If you feel like something is off with a child or with an adult in their life, report a possible child sexual abuse. You can start by identifying the signs of child sex abuse and knowing what to do if you suspect abuse.
Physical warning signs of child sexual abuse. A child who is sexually abused may experience other physical abuse, too. The number one physical warning sign of child sexual abuse is a sexually transmitted disease (STD). Other signs of physical trauma include bruises, bleeding, and stains on bed sheets or underwear.
Behavioral warning signs of child sexual abuse. Children who are sexually abused often know more about sexual topics than they should for their age. They may talk about keeping secrets or begin to be quieter than usual. They may have separation anxiety when parents or caregivers leave, or they may not want to be alone with certain people.
Additional behavioral signs of child sexual abuse may include:
- Regressing back to thumb-sucking or wetting the bed
- Acting overly compliant to requests
- Sexual behavior
- Spending more time alone
- Not wanting to take off clothes or bathe in front of parents
Emotional warning signs of child sexual abuse. Children who are sexually abused often struggle with emotional changes. They may not understand what is happening to them, and they aren’t sure how to feel. You may see a child become more aggressive or have strong and sudden personality changes. Other emotional signs may include:
- Changes in eating habits
- Lower self-esteem
- Feeling worried or afraid all the time
- Persistent stomachaches or headaches
- Less interest in fun activities they once looked forward to
A child may also exhibit many of these signs due to other significant or painful life changes like death or divorce. The biggest indicator of child sexual abuse is a sudden, unexplained change in behavior or emotions.
Red Flags in Adults
Around 93% of child sexual abuse cases happen with someone the child knows or trusts. Because of this, it is also important to know the warning signs of child sexual abuse in adults. Sexual abuse perpetrators are likely to be family, friends, teachers, coaches, and church members. They often seek out professional positions that allow them to get close to children.
Watch for red flags of child sexual abuse in adults, which may include:
- Not respecting boundaries
- Not stopping a behavior when someone says “no” or “stop”
- Touching children in their care excessively
- Doesn’t have age-appropriate friends or relationships
- Talks to children about personal or adult problems
- Spends a lot of time alone with children outside of their professional role
- Makes sexual comments in front of or about children
- Gives gifts to children without an occasion
- Keeps a child away from other adults
Pedophiles can spend years grooming children before engaging in sexual abuse.
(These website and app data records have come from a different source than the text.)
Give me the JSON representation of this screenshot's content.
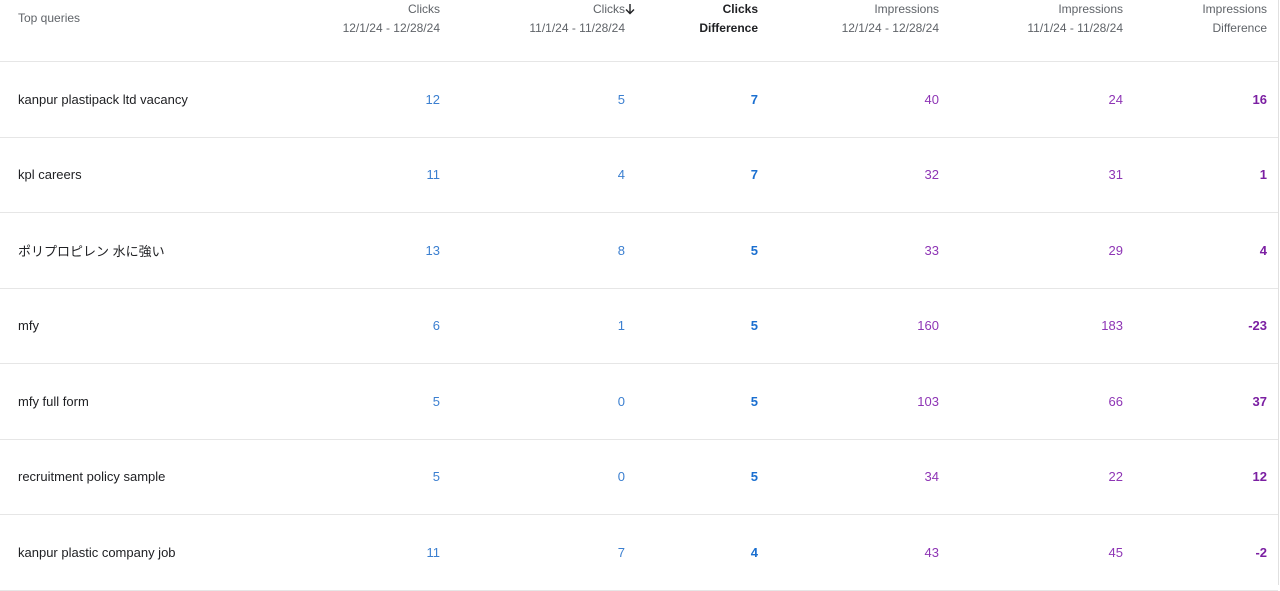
{
  "columns": {
    "query": {
      "label": "Top queries"
    },
    "clicks_current": {
      "label": "Clicks",
      "sublabel": "12/1/24 - 12/28/24"
    },
    "clicks_previous": {
      "label": "Clicks",
      "sublabel": "11/1/24 - 11/28/24"
    },
    "clicks_difference": {
      "label": "Clicks",
      "sublabel": "Difference",
      "sort_icon": "arrow-down-icon"
    },
    "impressions_current": {
      "label": "Impressions",
      "sublabel": "12/1/24 - 12/28/24"
    },
    "impressions_previous": {
      "label": "Impressions",
      "sublabel": "11/1/24 - 11/28/24"
    },
    "impressions_difference": {
      "label": "Impressions",
      "sublabel": "Difference"
    }
  },
  "rows": [
    {
      "query": "kanpur plastipack ltd vacancy",
      "clicks_current": "12",
      "clicks_previous": "5",
      "clicks_difference": "7",
      "impressions_current": "40",
      "impressions_previous": "24",
      "impressions_difference": "16"
    },
    {
      "query": "kpl careers",
      "clicks_current": "11",
      "clicks_previous": "4",
      "clicks_difference": "7",
      "impressions_current": "32",
      "impressions_previous": "31",
      "impressions_difference": "1"
    },
    {
      "query": "ポリプロピレン 水に強い",
      "clicks_current": "13",
      "clicks_previous": "8",
      "clicks_difference": "5",
      "impressions_current": "33",
      "impressions_previous": "29",
      "impressions_difference": "4"
    },
    {
      "query": "mfy",
      "clicks_current": "6",
      "clicks_previous": "1",
      "clicks_difference": "5",
      "impressions_current": "160",
      "impressions_previous": "183",
      "impressions_difference": "-23"
    },
    {
      "query": "mfy full form",
      "clicks_current": "5",
      "clicks_previous": "0",
      "clicks_difference": "5",
      "impressions_current": "103",
      "impressions_previous": "66",
      "impressions_difference": "37"
    },
    {
      "query": "recruitment policy sample",
      "clicks_current": "5",
      "clicks_previous": "0",
      "clicks_difference": "5",
      "impressions_current": "34",
      "impressions_previous": "22",
      "impressions_difference": "12"
    },
    {
      "query": "kanpur plastic company job",
      "clicks_current": "11",
      "clicks_previous": "7",
      "clicks_difference": "4",
      "impressions_current": "43",
      "impressions_previous": "45",
      "impressions_difference": "-2"
    }
  ],
  "colors": {
    "clicks": "#3b7fd0",
    "impressions": "#8e35b5",
    "row_border": "#e6e6e6"
  }
}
Children are 20 times more likely to experience sexual abuse if they live in a single-parent household. Pedophiles target children who are more vulnerable, although children who live with both of their parents may also experience abuse.
Reporting Child Sexual Abuse
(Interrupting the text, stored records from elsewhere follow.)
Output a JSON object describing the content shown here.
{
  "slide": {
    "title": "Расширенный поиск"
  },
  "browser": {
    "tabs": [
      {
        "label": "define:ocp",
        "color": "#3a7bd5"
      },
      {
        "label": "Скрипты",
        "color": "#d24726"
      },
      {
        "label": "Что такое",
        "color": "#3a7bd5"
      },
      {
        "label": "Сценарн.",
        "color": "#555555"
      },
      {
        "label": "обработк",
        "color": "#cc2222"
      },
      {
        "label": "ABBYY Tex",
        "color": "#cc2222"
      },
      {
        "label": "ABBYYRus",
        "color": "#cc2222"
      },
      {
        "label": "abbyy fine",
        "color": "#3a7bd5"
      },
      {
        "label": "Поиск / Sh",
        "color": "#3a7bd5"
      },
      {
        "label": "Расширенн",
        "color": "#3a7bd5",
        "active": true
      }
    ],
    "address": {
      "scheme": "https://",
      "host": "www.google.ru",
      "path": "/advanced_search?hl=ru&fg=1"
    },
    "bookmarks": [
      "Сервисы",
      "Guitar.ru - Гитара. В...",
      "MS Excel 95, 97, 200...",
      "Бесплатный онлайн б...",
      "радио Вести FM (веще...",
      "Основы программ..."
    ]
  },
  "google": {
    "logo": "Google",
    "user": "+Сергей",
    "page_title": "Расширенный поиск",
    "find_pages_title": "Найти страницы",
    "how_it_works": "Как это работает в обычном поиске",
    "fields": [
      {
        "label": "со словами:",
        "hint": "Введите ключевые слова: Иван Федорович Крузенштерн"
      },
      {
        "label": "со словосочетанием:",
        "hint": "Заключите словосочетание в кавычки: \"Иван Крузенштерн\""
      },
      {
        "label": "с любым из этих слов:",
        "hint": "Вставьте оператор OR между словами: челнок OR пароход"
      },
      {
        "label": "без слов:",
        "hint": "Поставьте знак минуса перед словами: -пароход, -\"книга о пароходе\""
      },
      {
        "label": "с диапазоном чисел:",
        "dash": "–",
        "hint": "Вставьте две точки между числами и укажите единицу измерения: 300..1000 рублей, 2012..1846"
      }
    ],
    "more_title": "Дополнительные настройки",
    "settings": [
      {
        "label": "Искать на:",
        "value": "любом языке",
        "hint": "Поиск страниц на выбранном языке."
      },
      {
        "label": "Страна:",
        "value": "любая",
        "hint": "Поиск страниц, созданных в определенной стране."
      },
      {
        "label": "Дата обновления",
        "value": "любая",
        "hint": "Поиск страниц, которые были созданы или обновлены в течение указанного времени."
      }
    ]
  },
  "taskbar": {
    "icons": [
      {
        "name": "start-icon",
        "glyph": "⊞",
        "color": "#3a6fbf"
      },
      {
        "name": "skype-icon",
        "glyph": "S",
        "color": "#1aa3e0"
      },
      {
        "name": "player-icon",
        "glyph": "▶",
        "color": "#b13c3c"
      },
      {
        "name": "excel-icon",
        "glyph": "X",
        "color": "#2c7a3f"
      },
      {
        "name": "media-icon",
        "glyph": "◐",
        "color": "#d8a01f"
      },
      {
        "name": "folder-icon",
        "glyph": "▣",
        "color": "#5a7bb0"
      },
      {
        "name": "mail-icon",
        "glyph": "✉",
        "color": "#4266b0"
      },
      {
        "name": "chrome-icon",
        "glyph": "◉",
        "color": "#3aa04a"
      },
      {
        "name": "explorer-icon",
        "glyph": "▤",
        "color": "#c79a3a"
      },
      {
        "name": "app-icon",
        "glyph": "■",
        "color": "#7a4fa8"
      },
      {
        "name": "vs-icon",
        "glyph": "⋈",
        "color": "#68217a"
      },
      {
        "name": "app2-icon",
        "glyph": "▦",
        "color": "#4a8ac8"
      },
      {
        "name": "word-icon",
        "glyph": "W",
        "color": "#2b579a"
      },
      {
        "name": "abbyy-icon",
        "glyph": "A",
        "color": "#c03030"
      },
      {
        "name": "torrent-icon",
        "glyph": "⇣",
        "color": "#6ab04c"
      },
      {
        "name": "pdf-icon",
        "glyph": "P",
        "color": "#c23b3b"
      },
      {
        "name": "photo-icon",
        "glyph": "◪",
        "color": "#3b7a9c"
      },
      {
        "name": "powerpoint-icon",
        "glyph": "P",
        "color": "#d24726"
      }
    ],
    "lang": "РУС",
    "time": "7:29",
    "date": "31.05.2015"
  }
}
If you don’t have definite proof, you may feel hesitant to report child sexual abuse. Don’t be. If you suspect someone other than a parent is abusing a child, talk to the child’s parents. Share your concerns and the warning signs you noticed about another adult.
You may save a child’s life or protect them from future abuse. You can also talk to a local sexual assault service or local law enforcement about your concerns. Make sure you share the reasons for your concern and any specific instances that bother you. Ask what you should do next or how you can help the child.